Across the records below, how many lines include the string "JSON"? Respond with the number only.

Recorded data
───
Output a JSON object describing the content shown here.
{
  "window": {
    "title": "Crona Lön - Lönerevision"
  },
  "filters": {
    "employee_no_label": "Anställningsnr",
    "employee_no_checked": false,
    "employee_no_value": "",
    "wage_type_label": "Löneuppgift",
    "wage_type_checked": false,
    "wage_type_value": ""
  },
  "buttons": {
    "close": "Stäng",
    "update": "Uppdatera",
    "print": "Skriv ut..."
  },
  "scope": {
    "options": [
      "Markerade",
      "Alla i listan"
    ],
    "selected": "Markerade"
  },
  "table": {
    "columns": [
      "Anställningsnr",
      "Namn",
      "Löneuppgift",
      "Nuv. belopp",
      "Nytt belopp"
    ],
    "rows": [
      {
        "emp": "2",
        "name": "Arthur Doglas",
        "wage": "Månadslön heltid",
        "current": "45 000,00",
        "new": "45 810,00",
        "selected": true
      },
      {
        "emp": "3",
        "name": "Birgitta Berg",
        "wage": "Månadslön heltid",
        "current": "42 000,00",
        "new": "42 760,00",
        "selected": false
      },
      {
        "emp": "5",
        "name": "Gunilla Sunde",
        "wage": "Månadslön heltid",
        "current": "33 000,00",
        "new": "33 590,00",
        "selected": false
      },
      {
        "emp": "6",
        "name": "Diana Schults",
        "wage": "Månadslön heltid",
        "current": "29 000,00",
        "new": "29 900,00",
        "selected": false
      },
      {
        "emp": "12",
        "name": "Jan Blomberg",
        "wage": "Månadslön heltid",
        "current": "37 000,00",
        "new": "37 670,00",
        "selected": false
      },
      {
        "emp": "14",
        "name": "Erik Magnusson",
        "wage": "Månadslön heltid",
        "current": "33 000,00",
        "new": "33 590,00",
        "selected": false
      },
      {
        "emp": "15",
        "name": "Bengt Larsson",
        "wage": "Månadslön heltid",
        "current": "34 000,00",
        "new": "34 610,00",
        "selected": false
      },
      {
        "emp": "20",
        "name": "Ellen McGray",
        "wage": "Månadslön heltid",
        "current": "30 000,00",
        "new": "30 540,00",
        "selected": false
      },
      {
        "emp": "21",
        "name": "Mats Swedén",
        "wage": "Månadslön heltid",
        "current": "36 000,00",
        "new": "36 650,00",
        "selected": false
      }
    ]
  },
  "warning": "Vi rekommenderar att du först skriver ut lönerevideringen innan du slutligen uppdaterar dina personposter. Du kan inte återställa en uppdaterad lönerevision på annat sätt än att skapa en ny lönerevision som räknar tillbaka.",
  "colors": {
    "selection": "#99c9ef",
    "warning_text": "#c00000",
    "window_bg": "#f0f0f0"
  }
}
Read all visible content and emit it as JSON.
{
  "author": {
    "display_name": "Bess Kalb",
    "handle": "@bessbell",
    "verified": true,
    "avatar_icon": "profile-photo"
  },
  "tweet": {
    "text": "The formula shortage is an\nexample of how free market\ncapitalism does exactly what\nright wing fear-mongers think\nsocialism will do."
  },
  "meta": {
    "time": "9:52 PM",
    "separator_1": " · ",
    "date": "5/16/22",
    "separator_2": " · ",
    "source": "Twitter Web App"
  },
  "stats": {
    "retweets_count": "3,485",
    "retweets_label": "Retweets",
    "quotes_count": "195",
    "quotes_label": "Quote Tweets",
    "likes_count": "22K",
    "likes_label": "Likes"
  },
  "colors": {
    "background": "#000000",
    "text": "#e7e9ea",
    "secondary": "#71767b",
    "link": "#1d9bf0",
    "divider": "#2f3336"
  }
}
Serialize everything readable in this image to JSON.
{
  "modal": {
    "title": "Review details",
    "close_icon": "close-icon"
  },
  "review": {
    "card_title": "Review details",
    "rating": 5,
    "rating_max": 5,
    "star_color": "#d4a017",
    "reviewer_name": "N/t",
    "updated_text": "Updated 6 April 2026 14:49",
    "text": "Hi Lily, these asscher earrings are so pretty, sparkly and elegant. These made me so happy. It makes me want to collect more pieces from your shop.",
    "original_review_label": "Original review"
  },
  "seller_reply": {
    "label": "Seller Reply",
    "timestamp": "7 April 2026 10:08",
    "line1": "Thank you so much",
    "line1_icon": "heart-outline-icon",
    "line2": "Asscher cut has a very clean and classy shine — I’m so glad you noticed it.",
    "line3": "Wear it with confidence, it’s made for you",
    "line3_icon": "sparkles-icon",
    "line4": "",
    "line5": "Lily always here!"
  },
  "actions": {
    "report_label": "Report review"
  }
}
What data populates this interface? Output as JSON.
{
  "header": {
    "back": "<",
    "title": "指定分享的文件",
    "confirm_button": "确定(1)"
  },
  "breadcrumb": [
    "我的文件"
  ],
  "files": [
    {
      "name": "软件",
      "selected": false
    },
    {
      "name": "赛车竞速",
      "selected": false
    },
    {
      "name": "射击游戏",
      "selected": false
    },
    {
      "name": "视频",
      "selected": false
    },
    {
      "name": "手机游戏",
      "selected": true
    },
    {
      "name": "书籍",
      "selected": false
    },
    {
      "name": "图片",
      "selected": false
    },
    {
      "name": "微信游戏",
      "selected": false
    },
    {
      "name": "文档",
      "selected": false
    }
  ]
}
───
__Final answer__:
4